Segment Start: PROVIDED MATERIAL
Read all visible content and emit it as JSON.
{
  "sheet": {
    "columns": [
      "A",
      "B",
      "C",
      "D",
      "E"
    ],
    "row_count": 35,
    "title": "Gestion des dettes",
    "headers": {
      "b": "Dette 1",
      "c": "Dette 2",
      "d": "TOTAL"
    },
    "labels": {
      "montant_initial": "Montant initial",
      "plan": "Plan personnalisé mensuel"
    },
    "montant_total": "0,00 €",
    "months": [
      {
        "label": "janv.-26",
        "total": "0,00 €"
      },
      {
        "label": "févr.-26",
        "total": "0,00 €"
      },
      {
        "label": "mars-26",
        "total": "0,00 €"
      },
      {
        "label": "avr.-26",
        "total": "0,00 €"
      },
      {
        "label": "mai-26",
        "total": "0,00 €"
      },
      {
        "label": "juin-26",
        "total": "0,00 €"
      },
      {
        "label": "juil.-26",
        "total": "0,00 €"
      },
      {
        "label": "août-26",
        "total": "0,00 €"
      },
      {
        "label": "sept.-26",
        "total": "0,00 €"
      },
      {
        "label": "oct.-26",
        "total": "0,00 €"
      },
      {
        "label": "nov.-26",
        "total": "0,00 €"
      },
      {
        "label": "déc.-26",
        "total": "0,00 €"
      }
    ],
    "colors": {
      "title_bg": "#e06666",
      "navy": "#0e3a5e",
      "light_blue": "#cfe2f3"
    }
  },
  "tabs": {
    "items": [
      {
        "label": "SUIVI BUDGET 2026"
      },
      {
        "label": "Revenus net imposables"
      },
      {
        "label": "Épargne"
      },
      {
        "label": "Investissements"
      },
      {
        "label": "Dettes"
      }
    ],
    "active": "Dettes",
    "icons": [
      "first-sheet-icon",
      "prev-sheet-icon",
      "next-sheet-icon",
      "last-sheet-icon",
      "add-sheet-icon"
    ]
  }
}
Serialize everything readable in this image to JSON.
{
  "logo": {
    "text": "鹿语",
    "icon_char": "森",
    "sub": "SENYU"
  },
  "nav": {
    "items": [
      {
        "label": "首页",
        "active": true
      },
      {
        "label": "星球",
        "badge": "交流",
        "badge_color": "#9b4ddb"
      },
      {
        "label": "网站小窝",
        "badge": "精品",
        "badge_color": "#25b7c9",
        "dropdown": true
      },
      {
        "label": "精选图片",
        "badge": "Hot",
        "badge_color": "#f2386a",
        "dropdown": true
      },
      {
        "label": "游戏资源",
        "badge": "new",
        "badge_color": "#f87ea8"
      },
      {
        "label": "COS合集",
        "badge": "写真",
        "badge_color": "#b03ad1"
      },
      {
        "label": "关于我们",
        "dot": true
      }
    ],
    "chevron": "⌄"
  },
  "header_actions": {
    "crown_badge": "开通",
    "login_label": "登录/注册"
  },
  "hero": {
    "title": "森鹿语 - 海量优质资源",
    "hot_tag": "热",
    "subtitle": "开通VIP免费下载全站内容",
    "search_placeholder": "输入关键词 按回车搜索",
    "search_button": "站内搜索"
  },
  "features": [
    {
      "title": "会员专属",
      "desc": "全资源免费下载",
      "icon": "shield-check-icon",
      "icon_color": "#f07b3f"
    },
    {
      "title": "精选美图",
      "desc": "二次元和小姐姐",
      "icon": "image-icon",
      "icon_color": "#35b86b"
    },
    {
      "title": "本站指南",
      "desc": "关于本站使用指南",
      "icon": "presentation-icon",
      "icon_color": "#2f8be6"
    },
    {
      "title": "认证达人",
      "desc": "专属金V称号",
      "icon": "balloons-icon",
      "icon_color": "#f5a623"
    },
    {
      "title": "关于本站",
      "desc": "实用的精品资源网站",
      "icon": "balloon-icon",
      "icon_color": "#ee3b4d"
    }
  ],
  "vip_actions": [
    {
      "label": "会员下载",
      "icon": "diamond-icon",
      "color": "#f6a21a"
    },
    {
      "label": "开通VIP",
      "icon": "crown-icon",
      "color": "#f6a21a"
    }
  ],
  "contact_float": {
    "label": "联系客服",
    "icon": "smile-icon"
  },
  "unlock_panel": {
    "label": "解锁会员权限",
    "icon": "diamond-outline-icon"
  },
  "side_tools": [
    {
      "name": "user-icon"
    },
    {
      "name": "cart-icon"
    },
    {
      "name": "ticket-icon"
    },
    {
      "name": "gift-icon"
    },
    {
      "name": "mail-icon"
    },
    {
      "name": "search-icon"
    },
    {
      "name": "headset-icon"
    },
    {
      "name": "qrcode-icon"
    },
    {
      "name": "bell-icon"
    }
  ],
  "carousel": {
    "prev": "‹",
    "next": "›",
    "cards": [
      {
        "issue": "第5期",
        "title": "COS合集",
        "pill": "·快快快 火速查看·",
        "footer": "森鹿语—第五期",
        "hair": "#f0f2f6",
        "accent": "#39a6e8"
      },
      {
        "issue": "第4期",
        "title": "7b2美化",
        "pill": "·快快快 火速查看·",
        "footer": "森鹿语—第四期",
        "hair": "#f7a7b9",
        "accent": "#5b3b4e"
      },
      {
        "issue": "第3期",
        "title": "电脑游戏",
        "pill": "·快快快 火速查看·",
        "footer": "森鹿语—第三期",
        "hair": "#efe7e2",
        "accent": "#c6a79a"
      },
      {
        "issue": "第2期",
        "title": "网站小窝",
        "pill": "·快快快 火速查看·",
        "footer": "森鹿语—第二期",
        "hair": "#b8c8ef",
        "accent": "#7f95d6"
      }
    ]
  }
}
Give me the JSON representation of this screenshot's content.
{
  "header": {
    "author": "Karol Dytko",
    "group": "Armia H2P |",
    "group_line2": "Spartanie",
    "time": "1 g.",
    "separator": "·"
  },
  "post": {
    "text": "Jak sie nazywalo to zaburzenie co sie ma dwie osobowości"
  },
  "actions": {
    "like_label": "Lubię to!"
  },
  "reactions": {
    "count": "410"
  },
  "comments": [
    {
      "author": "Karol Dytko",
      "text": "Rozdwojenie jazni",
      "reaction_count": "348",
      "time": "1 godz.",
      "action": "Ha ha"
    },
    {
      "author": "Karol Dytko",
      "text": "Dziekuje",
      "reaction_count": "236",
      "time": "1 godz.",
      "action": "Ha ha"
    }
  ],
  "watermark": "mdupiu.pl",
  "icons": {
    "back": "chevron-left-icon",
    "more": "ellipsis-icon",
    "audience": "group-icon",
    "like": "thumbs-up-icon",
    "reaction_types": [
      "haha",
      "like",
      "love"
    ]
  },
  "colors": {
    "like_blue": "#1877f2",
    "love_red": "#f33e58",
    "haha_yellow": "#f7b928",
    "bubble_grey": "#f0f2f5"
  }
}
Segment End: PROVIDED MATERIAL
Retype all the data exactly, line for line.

WRITTEN RESPONSE>
Read all visible content and emit it as JSON.
{
  "sheet": {
    "columns": [
      "A",
      "B",
      "C",
      "D",
      "E"
    ],
    "row_count": 35,
    "title": "Gestion des dettes",
    "headers": {
      "b": "Dette 1",
      "c": "Dette 2",
      "d": "TOTAL"
    },
    "labels": {
      "montant_initial": "Montant initial",
      "plan": "Plan personnalisé mensuel"
    },
    "montant_total": "0,00 €",
    "months": [
      {
        "label": "janv.-26",
        "total": "0,00 €"
      },
      {
        "label": "févr.-26",
        "total": "0,00 €"
      },
      {
        "label": "mars-26",
        "total": "0,00 €"
      },
      {
        "label": "avr.-26",
        "total": "0,00 €"
      },
      {
        "label": "mai-26",
        "total": "0,00 €"
      },
      {
        "label": "juin-26",
        "total": "0,00 €"
      },
      {
        "label": "juil.-26",
        "total": "0,00 €"
      },
      {
        "label": "août-26",
        "total": "0,00 €"
      },
      {
        "label": "sept.-26",
        "total": "0,00 €"
      },
      {
        "label": "oct.-26",
        "total": "0,00 €"
      },
      {
        "label": "nov.-26",
        "total": "0,00 €"
      },
      {
        "label": "déc.-26",
        "total": "0,00 €"
      }
    ],
    "colors": {
      "title_bg": "#e06666",
      "navy": "#0e3a5e",
      "light_blue": "#cfe2f3"
    }
  },
  "tabs": {
    "items": [
      {
        "label": "SUIVI BUDGET 2026"
      },
      {
        "label": "Revenus net imposables"
      },
      {
        "label": "Épargne"
      },
      {
        "label": "Investissements"
      },
      {
        "label": "Dettes"
      }
    ],
    "active": "Dettes",
    "icons": [
      "first-sheet-icon",
      "prev-sheet-icon",
      "next-sheet-icon",
      "last-sheet-icon",
      "add-sheet-icon"
    ]
  }
}
Serialize everything readable in this image to JSON.
{
  "logo": {
    "text": "鹿语",
    "icon_char": "森",
    "sub": "SENYU"
  },
  "nav": {
    "items": [
      {
        "label": "首页",
        "active": true
      },
      {
        "label": "星球",
        "badge": "交流",
        "badge_color": "#9b4ddb"
      },
      {
        "label": "网站小窝",
        "badge": "精品",
        "badge_color": "#25b7c9",
        "dropdown": true
      },
      {
        "label": "精选图片",
        "badge": "Hot",
        "badge_color": "#f2386a",
        "dropdown": true
      },
      {
        "label": "游戏资源",
        "badge": "new",
        "badge_color": "#f87ea8"
      },
      {
        "label": "COS合集",
        "badge": "写真",
        "badge_color": "#b03ad1"
      },
      {
        "label": "关于我们",
        "dot": true
      }
    ],
    "chevron": "⌄"
  },
  "header_actions": {
    "crown_badge": "开通",
    "login_label": "登录/注册"
  },
  "hero": {
    "title": "森鹿语 - 海量优质资源",
    "hot_tag": "热",
    "subtitle": "开通VIP免费下载全站内容",
    "search_placeholder": "输入关键词 按回车搜索",
    "search_button": "站内搜索"
  },
  "features": [
    {
      "title": "会员专属",
      "desc": "全资源免费下载",
      "icon": "shield-check-icon",
      "icon_color": "#f07b3f"
    },
    {
      "title": "精选美图",
      "desc": "二次元和小姐姐",
      "icon": "image-icon",
      "icon_color": "#35b86b"
    },
    {
      "title": "本站指南",
      "desc": "关于本站使用指南",
      "icon": "presentation-icon",
      "icon_color": "#2f8be6"
    },
    {
      "title": "认证达人",
      "desc": "专属金V称号",
      "icon": "balloons-icon",
      "icon_color": "#f5a623"
    },
    {
      "title": "关于本站",
      "desc": "实用的精品资源网站",
      "icon": "balloon-icon",
      "icon_color": "#ee3b4d"
    }
  ],
  "vip_actions": [
    {
      "label": "会员下载",
      "icon": "diamond-icon",
      "color": "#f6a21a"
    },
    {
      "label": "开通VIP",
      "icon": "crown-icon",
      "color": "#f6a21a"
    }
  ],
  "contact_float": {
    "label": "联系客服",
    "icon": "smile-icon"
  },
  "unlock_panel": {
    "label": "解锁会员权限",
    "icon": "diamond-outline-icon"
  },
  "side_tools": [
    {
      "name": "user-icon"
    },
    {
      "name": "cart-icon"
    },
    {
      "name": "ticket-icon"
    },
    {
      "name": "gift-icon"
    },
    {
      "name": "mail-icon"
    },
    {
      "name": "search-icon"
    },
    {
      "name": "headset-icon"
    },
    {
      "name": "qrcode-icon"
    },
    {
      "name": "bell-icon"
    }
  ],
  "carousel": {
    "prev": "‹",
    "next": "›",
    "cards": [
      {
        "issue": "第5期",
        "title": "COS合集",
        "pill": "·快快快 火速查看·",
        "footer": "森鹿语—第五期",
        "hair": "#f0f2f6",
        "accent": "#39a6e8"
      },
      {
        "issue": "第4期",
        "title": "7b2美化",
        "pill": "·快快快 火速查看·",
        "footer": "森鹿语—第四期",
        "hair": "#f7a7b9",
        "accent": "#5b3b4e"
      },
      {
        "issue": "第3期",
        "title": "电脑游戏",
        "pill": "·快快快 火速查看·",
        "footer": "森鹿语—第三期",
        "hair": "#efe7e2",
        "accent": "#c6a79a"
      },
      {
        "issue": "第2期",
        "title": "网站小窝",
        "pill": "·快快快 火速查看·",
        "footer": "森鹿语—第二期",
        "hair": "#b8c8ef",
        "accent": "#7f95d6"
      }
    ]
  }
}
Give me the JSON representation of this screenshot's content.
{
  "header": {
    "author": "Karol Dytko",
    "group": "Armia H2P |",
    "group_line2": "Spartanie",
    "time": "1 g.",
    "separator": "·"
  },
  "post": {
    "text": "Jak sie nazywalo to zaburzenie co sie ma dwie osobowości"
  },
  "actions": {
    "like_label": "Lubię to!"
  },
  "reactions": {
    "count": "410"
  },
  "comments": [
    {
      "author": "Karol Dytko",
      "text": "Rozdwojenie jazni",
      "reaction_count": "348",
      "time": "1 godz.",
      "action": "Ha ha"
    },
    {
      "author": "Karol Dytko",
      "text": "Dziekuje",
      "reaction_count": "236",
      "time": "1 godz.",
      "action": "Ha ha"
    }
  ],
  "watermark": "mdupiu.pl",
  "icons": {
    "back": "chevron-left-icon",
    "more": "ellipsis-icon",
    "audience": "group-icon",
    "like": "thumbs-up-icon",
    "reaction_types": [
      "haha",
      "like",
      "love"
    ]
  },
  "colors": {
    "like_blue": "#1877f2",
    "love_red": "#f33e58",
    "haha_yellow": "#f7b928",
    "bubble_grey": "#f0f2f5"
  }
}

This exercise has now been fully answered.